Exercise goal: In the answer, each entry below appears exactly as given, and no picture appears at all.

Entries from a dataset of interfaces
_ _ _ _ _

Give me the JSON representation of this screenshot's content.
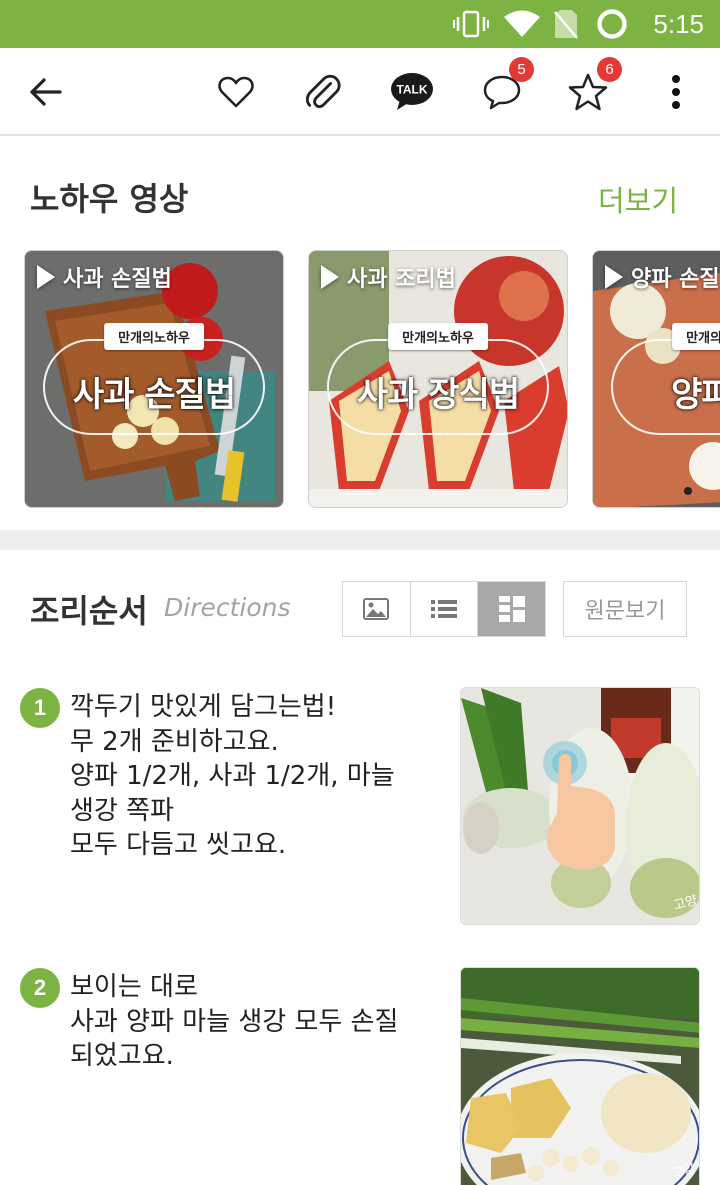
{
  "status_bar": {
    "time": "5:15",
    "bg_color": "#7cb342",
    "icons": [
      "vibrate-icon",
      "wifi-icon",
      "no-sim-icon",
      "battery-ring-icon"
    ]
  },
  "toolbar": {
    "back_icon": "arrow-left-icon",
    "like_icon": "heart-outline-icon",
    "attach_icon": "paperclip-icon",
    "talk_label": "TALK",
    "comment_count": "5",
    "star_count": "6",
    "more_icon": "more-vertical-icon"
  },
  "knowhow": {
    "title": "노하우 영상",
    "more_label": "더보기",
    "videos": [
      {
        "label": "사과 손질법",
        "badge": "만개의노하우",
        "title": "사과 손질법"
      },
      {
        "label": "사과 조리법",
        "badge": "만개의노하우",
        "title": "사과 장식법"
      },
      {
        "label": "양파 손질",
        "badge": "만개의노하우",
        "title": "양파 손"
      }
    ]
  },
  "directions": {
    "title": "조리순서",
    "subtitle": "Directions",
    "view_icons": [
      "image-view-icon",
      "list-view-icon",
      "grid-view-icon"
    ],
    "active_view": "grid-view-icon",
    "original_label": "원문보기",
    "steps": [
      {
        "num": "1",
        "lines": [
          "깍두기 맛있게 담그는법!",
          "무 2개 준비하고요.",
          "양파 1/2개, 사과 1/2개, 마늘",
          "생강 쪽파",
          "모두 다듬고 씻고요."
        ]
      },
      {
        "num": "2",
        "lines": [
          "보이는 대로",
          "사과 양파 마늘 생강 모두 손질",
          "되었고요."
        ]
      }
    ]
  },
  "colors": {
    "accent_green": "#7cb342",
    "badge_red": "#e53935",
    "divider_gray": "#eeeeee"
  }
}
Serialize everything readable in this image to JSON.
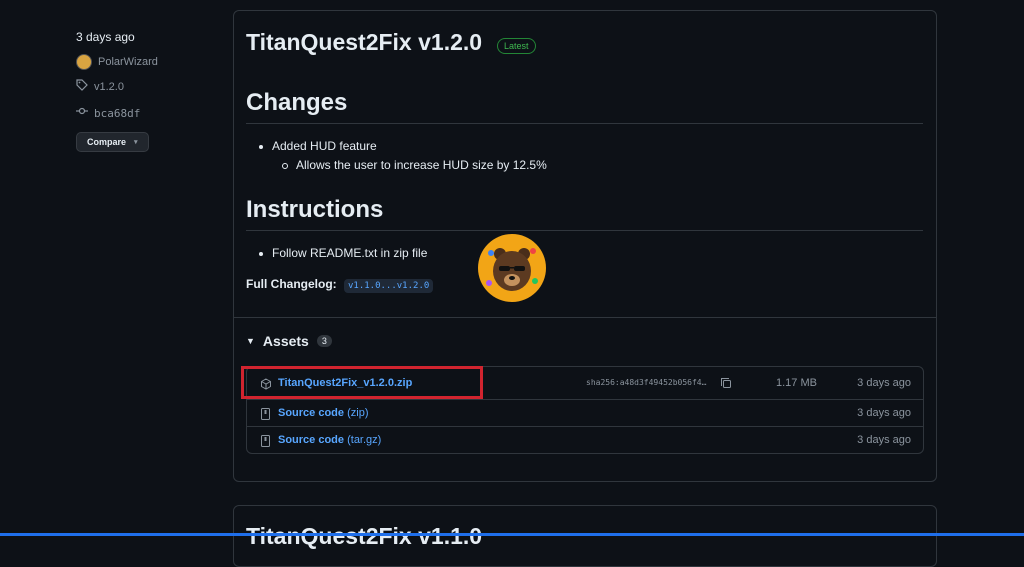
{
  "sidebar": {
    "date": "3 days ago",
    "author": "PolarWizard",
    "tag": "v1.2.0",
    "commit": "bca68df",
    "compare_label": "Compare"
  },
  "release": {
    "title": "TitanQuest2Fix v1.2.0",
    "badge": "Latest",
    "changes_heading": "Changes",
    "changes_item": "Added HUD feature",
    "changes_subitem": "Allows the user to increase HUD size by 12.5%",
    "instructions_heading": "Instructions",
    "instructions_item": "Follow README.txt in zip file",
    "changelog_label": "Full Changelog:",
    "changelog_link": "v1.1.0...v1.2.0"
  },
  "assets": {
    "heading": "Assets",
    "count": "3",
    "rows": [
      {
        "name": "TitanQuest2Fix_v1.2.0.zip",
        "sha": "sha256:a48d3f49452b056f4…",
        "size": "1.17 MB",
        "date": "3 days ago"
      },
      {
        "name": "Source code",
        "suffix": "(zip)",
        "date": "3 days ago"
      },
      {
        "name": "Source code",
        "suffix": "(tar.gz)",
        "date": "3 days ago"
      }
    ]
  },
  "next_release_title": "TitanQuest2Fix v1.1.0",
  "colors": {
    "background": "#0d1117",
    "link": "#58a6ff",
    "badge": "#3fb950",
    "highlight": "#d1242f"
  }
}
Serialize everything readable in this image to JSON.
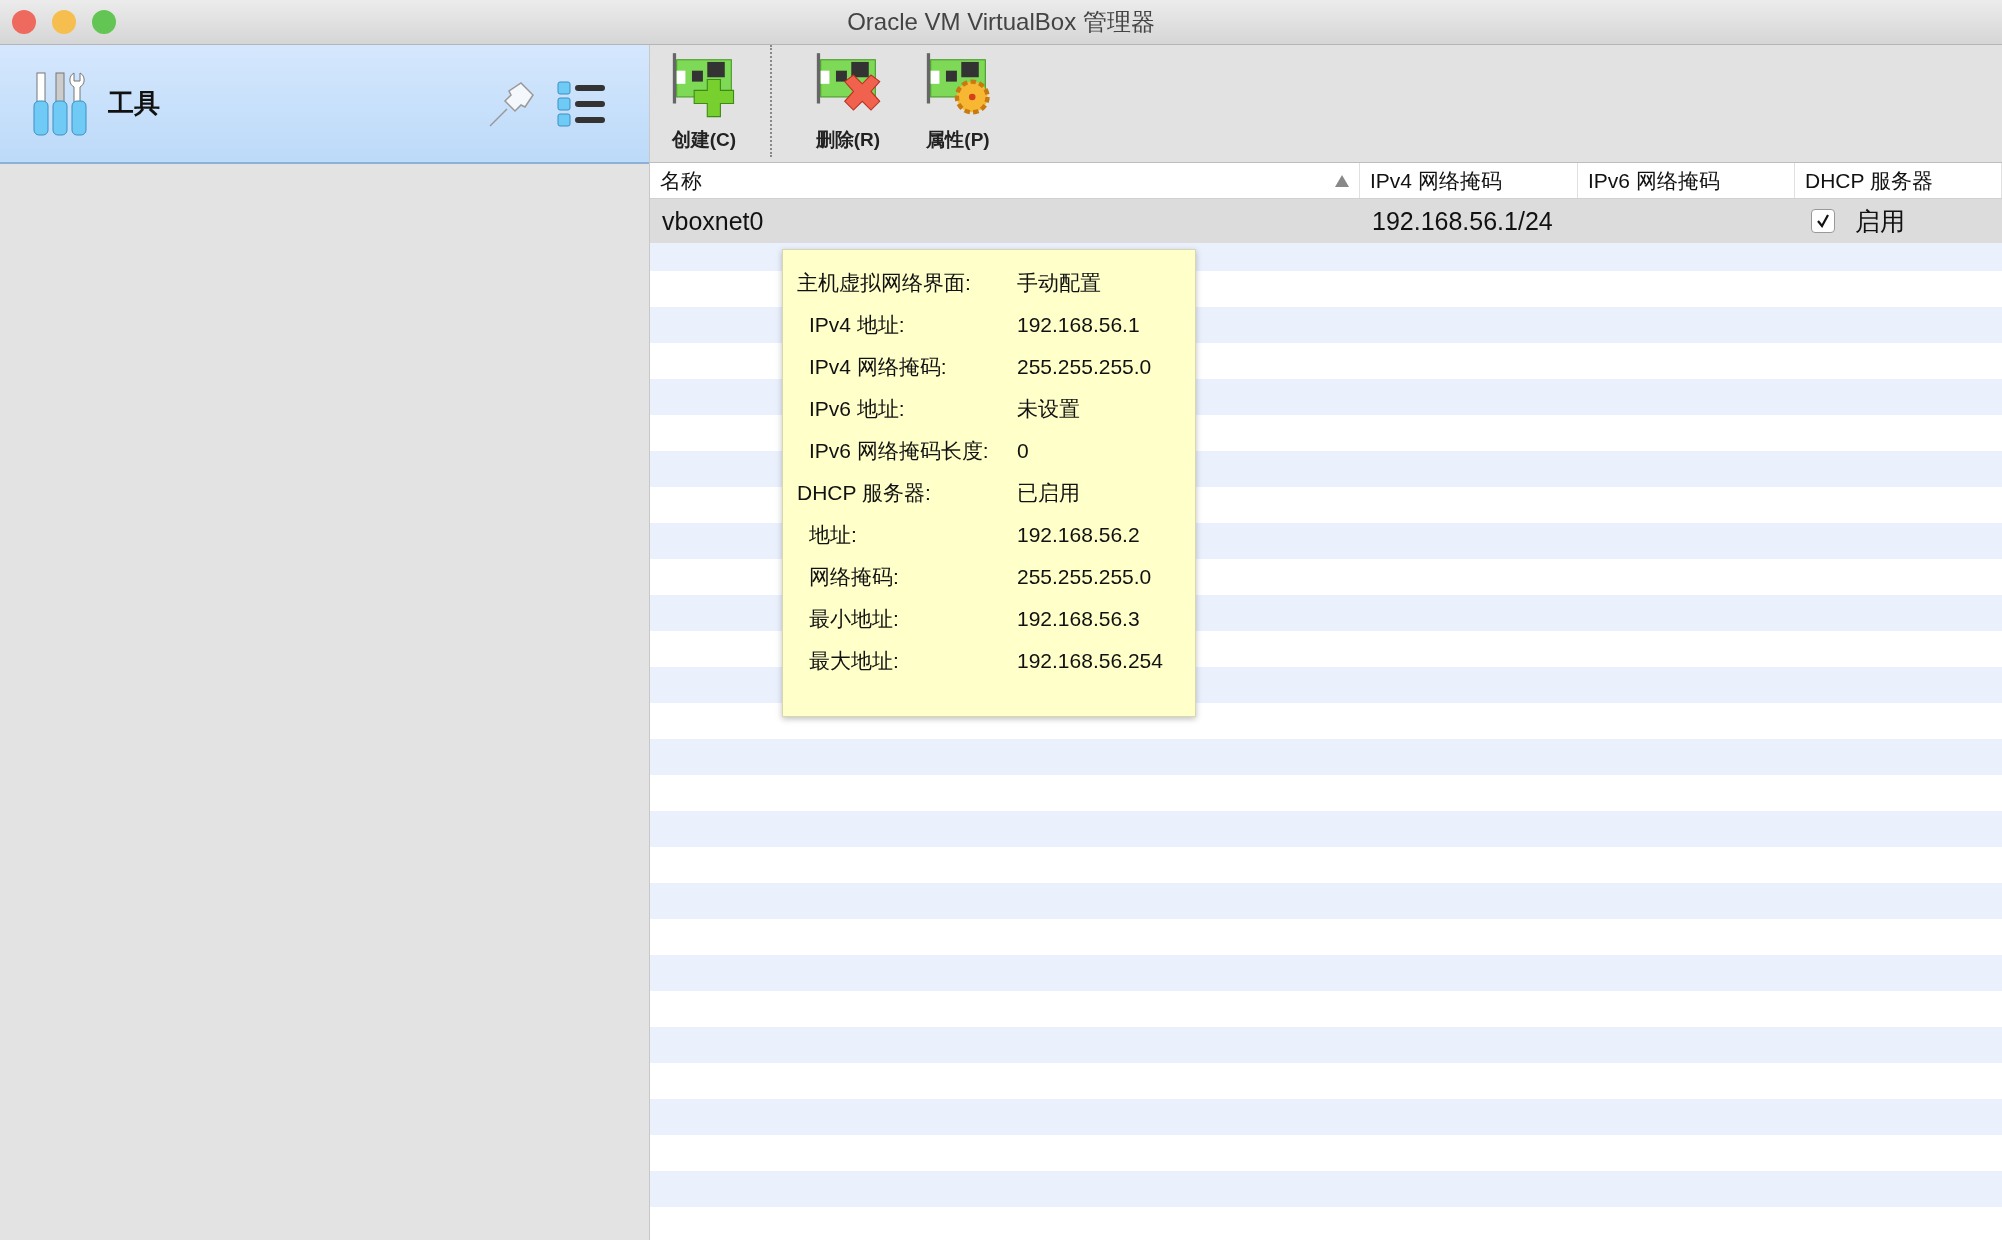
{
  "window": {
    "title": "Oracle VM VirtualBox 管理器"
  },
  "sidebar": {
    "header": {
      "label": "工具"
    }
  },
  "toolbar": {
    "buttons": [
      {
        "kind": "create",
        "label": "创建(C)"
      },
      {
        "kind": "remove",
        "label": "删除(R)"
      },
      {
        "kind": "properties",
        "label": "属性(P)"
      }
    ]
  },
  "table": {
    "columns": [
      {
        "label": "名称",
        "sorted": true
      },
      {
        "label": "IPv4 网络掩码",
        "sorted": false
      },
      {
        "label": "IPv6 网络掩码",
        "sorted": false
      },
      {
        "label": "DHCP 服务器",
        "sorted": false
      }
    ],
    "rows": [
      {
        "name": "vboxnet0",
        "ipv4": "192.168.56.1/24",
        "dhcp_checked": true,
        "dhcp_label": "启用",
        "selected": true
      }
    ]
  },
  "tooltip": {
    "rows": [
      {
        "kind": "section",
        "label": "主机虚拟网络界面:",
        "value": "手动配置"
      },
      {
        "kind": "field",
        "label": "IPv4 地址:",
        "value": "192.168.56.1"
      },
      {
        "kind": "field",
        "label": "IPv4 网络掩码:",
        "value": "255.255.255.0"
      },
      {
        "kind": "field",
        "label": "IPv6 地址:",
        "value": "未设置"
      },
      {
        "kind": "field",
        "label": "IPv6 网络掩码长度:",
        "value": "0"
      },
      {
        "kind": "section",
        "label": "DHCP 服务器:",
        "value": "已启用"
      },
      {
        "kind": "field",
        "label": "地址:",
        "value": "192.168.56.2"
      },
      {
        "kind": "field",
        "label": "网络掩码:",
        "value": "255.255.255.0"
      },
      {
        "kind": "field",
        "label": "最小地址:",
        "value": "192.168.56.3"
      },
      {
        "kind": "field",
        "label": "最大地址:",
        "value": "192.168.56.254"
      }
    ]
  }
}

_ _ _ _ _

Result for this exercise:
Give me the JSON representation of this screenshot's content.
{
  "status_bar": {
    "time": "5:15",
    "bg_color": "#7cb342",
    "icons": [
      "vibrate-icon",
      "wifi-icon",
      "no-sim-icon",
      "battery-ring-icon"
    ]
  },
  "toolbar": {
    "back_icon": "arrow-left-icon",
    "like_icon": "heart-outline-icon",
    "attach_icon": "paperclip-icon",
    "talk_label": "TALK",
    "comment_count": "5",
    "star_count": "6",
    "more_icon": "more-vertical-icon"
  },
  "knowhow": {
    "title": "노하우 영상",
    "more_label": "더보기",
    "videos": [
      {
        "label": "사과 손질법",
        "badge": "만개의노하우",
        "title": "사과 손질법"
      },
      {
        "label": "사과 조리법",
        "badge": "만개의노하우",
        "title": "사과 장식법"
      },
      {
        "label": "양파 손질",
        "badge": "만개의노하우",
        "title": "양파 손"
      }
    ]
  },
  "directions": {
    "title": "조리순서",
    "subtitle": "Directions",
    "view_icons": [
      "image-view-icon",
      "list-view-icon",
      "grid-view-icon"
    ],
    "active_view": "grid-view-icon",
    "original_label": "원문보기",
    "steps": [
      {
        "num": "1",
        "lines": [
          "깍두기 맛있게 담그는법!",
          "무 2개 준비하고요.",
          "양파 1/2개, 사과 1/2개, 마늘",
          "생강 쪽파",
          "모두 다듬고 씻고요."
        ]
      },
      {
        "num": "2",
        "lines": [
          "보이는 대로",
          "사과 양파 마늘 생강 모두 손질",
          "되었고요."
        ]
      }
    ]
  },
  "colors": {
    "accent_green": "#7cb342",
    "badge_red": "#e53935",
    "divider_gray": "#eeeeee"
  }
}
Serialize everything readable in this image to JSON.
{
  "sidebar": {
    "date": "3 days ago",
    "author": "PolarWizard",
    "tag": "v1.2.0",
    "commit": "bca68df",
    "compare_label": "Compare"
  },
  "release": {
    "title": "TitanQuest2Fix v1.2.0",
    "badge": "Latest",
    "changes_heading": "Changes",
    "changes_item": "Added HUD feature",
    "changes_subitem": "Allows the user to increase HUD size by 12.5%",
    "instructions_heading": "Instructions",
    "instructions_item": "Follow README.txt in zip file",
    "changelog_label": "Full Changelog:",
    "changelog_link": "v1.1.0...v1.2.0"
  },
  "assets": {
    "heading": "Assets",
    "count": "3",
    "rows": [
      {
        "name": "TitanQuest2Fix_v1.2.0.zip",
        "sha": "sha256:a48d3f49452b056f4…",
        "size": "1.17 MB",
        "date": "3 days ago"
      },
      {
        "name": "Source code",
        "suffix": "(zip)",
        "date": "3 days ago"
      },
      {
        "name": "Source code",
        "suffix": "(tar.gz)",
        "date": "3 days ago"
      }
    ]
  },
  "next_release_title": "TitanQuest2Fix v1.1.0",
  "colors": {
    "background": "#0d1117",
    "link": "#58a6ff",
    "badge": "#3fb950",
    "highlight": "#d1242f"
  }
}
Serialize everything readable in this image to JSON.
{
  "window": {
    "title": "Oracle VM VirtualBox 管理器"
  },
  "sidebar": {
    "header": {
      "label": "工具"
    }
  },
  "toolbar": {
    "buttons": [
      {
        "kind": "create",
        "label": "创建(C)"
      },
      {
        "kind": "remove",
        "label": "删除(R)"
      },
      {
        "kind": "properties",
        "label": "属性(P)"
      }
    ]
  },
  "table": {
    "columns": [
      {
        "label": "名称",
        "sorted": true
      },
      {
        "label": "IPv4 网络掩码",
        "sorted": false
      },
      {
        "label": "IPv6 网络掩码",
        "sorted": false
      },
      {
        "label": "DHCP 服务器",
        "sorted": false
      }
    ],
    "rows": [
      {
        "name": "vboxnet0",
        "ipv4": "192.168.56.1/24",
        "dhcp_checked": true,
        "dhcp_label": "启用",
        "selected": true
      }
    ]
  },
  "tooltip": {
    "rows": [
      {
        "kind": "section",
        "label": "主机虚拟网络界面:",
        "value": "手动配置"
      },
      {
        "kind": "field",
        "label": "IPv4 地址:",
        "value": "192.168.56.1"
      },
      {
        "kind": "field",
        "label": "IPv4 网络掩码:",
        "value": "255.255.255.0"
      },
      {
        "kind": "field",
        "label": "IPv6 地址:",
        "value": "未设置"
      },
      {
        "kind": "field",
        "label": "IPv6 网络掩码长度:",
        "value": "0"
      },
      {
        "kind": "section",
        "label": "DHCP 服务器:",
        "value": "已启用"
      },
      {
        "kind": "field",
        "label": "地址:",
        "value": "192.168.56.2"
      },
      {
        "kind": "field",
        "label": "网络掩码:",
        "value": "255.255.255.0"
      },
      {
        "kind": "field",
        "label": "最小地址:",
        "value": "192.168.56.3"
      },
      {
        "kind": "field",
        "label": "最大地址:",
        "value": "192.168.56.254"
      }
    ]
  }
}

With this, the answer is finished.